One Canadian province that has clearly identified student attendance as a serious problem is Nova Scotia. Five years ago, an NS Education Advisory Commission report, produced by Howard Windsor, Halifax’s former “one-man school board,” recommended extending compulsory school attendance to age 18/Grade 12 and a series of “staged interventions” for chronic “skippers” and truants. Along with those measures, the committee proposed a range of inducements to keep students in school. In extending schooling to 18, Nova Scotia would be following the lead of Ontario, New Brunswick, and Nunavut.
By 2009-10, chronic absenteeism, assessed in ten different N.S. high schools, was already rampant. With 7.4% of students missing 20% or more of classes and 45% absent for 10% of their classes, was a deeply entrenched problem.
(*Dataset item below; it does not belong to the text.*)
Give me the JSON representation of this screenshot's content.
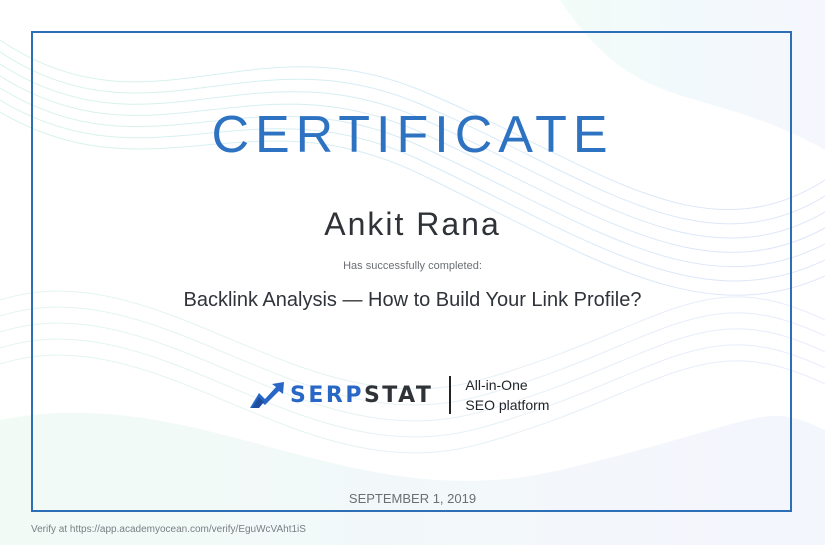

Permissive discipline approaches such as the elementary level behaviour modification (PEBS) program and high school exam exemptions had contributed to the problem, so the proposed response was compulsion in the form of compulsory schooling to 18. Extending compulsory school age was ultimately rejected by Education Minister Marilyn More, but a few band-aids were applied, including credit recovery programs and a two-year pilot project to deny course credit for non-attendance with a 20% threshold level.
Five years on, student absenteeism was still so rife that it surfaced again as a major unresolved problem. An October 2014 Provincial Review of Nova Scotia Education, with the peculiar title Disrupting the Status Quo, found that “student responsibility” was sadly lacking, reflected in their laxity in attending classes, meeting deadlines, and making a genuine effort to do their best. Such factors, including disruptive students, warranted “stronger consequences than is currently the case in some classrooms.” Under School Climate, the renewed goal was to create learning environments where “respectful behaviour is an expectation for students, teachers, and parents.”(pp. 47 and 49). The NS Education Department’s Action Plan for 2016 promises to introduce “a new student attendance policy.” Another official proclamation is now in the offing.
What’s the fundamental cause of rampant student absenteeism and disengagement, particularly in high schools? How important are the major “risk factors” identified by leading American expert Christopher A. Kearney – poverty and socio-economic status, psycho-social and mental health issues, teen pregnancies, school climate, family structure, and parental involvement? In the case of school climate, what works to develop a higher level of student commitment, belonging and connectedness? Will a student attendance crackdown be enough to change the current trajectory?